‘Work-arounds’, loopholes, or gray areas can sometimes be exceptions to the rules. But they are often looked for to avoid doing what is ‘business as usual’ as in our first question. Nice try but let me count the ways it’s not going to work. We finish with raising a contractor’s ‘suspended’ corporation…
Q: We are a service company with a “B” (General Building) license. We contract with homeowners but we don’t actually perform the work; we sub-contract it out to licensed specialty contractors. We are planning to form a separate company that would act in a similar capacity and we are wondering if this new company will need a license. The new company will not actually sign contracts, but we would act as a construction manager, producing the plans, designing, and coordinating the project, and then set the homeowner up with our various subcontractors and they would contract with the homeowner directly. Our new company would in turn receive a percentage. Are we required to be licensed?
A: There are a couple things improper with the scenario you described. First of all, yes, you would be required to be licensed. B&P Code Section 7026.1 defines “Contractors” to include consultants who provide or oversee a bid for a construction project, arrange and set up work schedules for contractors, and maintain oversight of the construction project. Since the new company would be maintaining oversight of the projects, you will be required to obtain a license. Of course, an exception would be if the home improvement project is under $500.
Secondly, in our opinion, receiving a percentage of the contract essentially sounds like a referral fee or an inducement, which is prohibited by Section 7157 of the B&P Code.
Q: We have a situation where we were given a subcontractor from the owner of the project, who has apparently used this sub on several projects for installing interior fencing. In the case of the project we are under contract for, this subcontractor is under contract with us. The odd part is they don’t have a California contractor’s license. They told me since they don’t get inspection on the fencing, they don’t have to have the contractor’s license, only a business license. Do you know if that is correct? I thought if you did actual work on a construction project in CA you needed a contractor’s license.
A: Assuming the work is over $500, you are correct. A “C-13” (Fencing) license is required to install fences.
Q: I haven’t worked in California for the last few years but I have a customer requesting that I do some work for them in the LA area so I need to renew my license. When I look it up online it says that in order to renew I will need (among other things) to get my corporation in good standing with the Secretary of State. What do I need to do and can you help?
A: Yes, when I inquired with the Secretary of State, I found that your corporation is suspended because of a Franchise Tax Board (FTB) issue. Typically this has to do with failure to file and/or pay taxes in a timely manner.

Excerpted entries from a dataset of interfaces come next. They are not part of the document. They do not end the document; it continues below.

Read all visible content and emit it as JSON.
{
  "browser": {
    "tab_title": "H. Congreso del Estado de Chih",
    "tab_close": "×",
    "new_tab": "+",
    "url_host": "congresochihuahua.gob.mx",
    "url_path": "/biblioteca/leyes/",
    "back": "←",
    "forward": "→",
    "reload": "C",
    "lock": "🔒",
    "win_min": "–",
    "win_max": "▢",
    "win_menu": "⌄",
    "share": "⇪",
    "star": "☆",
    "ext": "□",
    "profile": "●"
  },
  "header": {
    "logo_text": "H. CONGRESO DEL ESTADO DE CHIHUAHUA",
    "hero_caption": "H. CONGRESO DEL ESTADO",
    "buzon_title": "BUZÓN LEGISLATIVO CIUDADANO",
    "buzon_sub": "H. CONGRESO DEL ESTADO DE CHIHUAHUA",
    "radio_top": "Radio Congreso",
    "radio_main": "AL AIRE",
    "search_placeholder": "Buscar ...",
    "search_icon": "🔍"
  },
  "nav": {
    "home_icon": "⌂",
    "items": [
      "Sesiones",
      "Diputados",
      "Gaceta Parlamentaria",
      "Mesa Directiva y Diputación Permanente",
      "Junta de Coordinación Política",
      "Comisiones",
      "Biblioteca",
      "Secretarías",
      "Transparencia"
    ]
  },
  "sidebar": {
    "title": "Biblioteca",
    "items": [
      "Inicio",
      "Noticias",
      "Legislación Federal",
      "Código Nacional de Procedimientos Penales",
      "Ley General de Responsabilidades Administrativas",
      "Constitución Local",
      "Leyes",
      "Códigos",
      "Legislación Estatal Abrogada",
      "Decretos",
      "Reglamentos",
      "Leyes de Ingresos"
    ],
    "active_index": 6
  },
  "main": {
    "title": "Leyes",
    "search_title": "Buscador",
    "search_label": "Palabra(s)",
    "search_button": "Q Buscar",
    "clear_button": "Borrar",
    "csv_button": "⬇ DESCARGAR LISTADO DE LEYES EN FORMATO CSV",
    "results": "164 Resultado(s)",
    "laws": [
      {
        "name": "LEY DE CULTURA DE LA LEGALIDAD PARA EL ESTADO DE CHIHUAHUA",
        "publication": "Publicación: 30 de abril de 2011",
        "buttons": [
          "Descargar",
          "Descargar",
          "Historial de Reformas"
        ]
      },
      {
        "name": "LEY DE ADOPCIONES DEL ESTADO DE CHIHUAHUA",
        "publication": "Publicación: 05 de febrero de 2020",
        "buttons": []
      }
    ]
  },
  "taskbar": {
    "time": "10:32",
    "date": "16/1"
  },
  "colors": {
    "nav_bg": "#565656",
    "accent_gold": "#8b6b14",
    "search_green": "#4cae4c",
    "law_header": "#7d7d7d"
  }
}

We can help! We would first find out what returns/monies are needed and get the required information submitted to the FTB. Once all returns are filed and payment has been made (if required), you will need to complete a Revivor form, also submitted to the FTB. The FTB will then notify the Secretary of State, which should put your corporation back in good standing.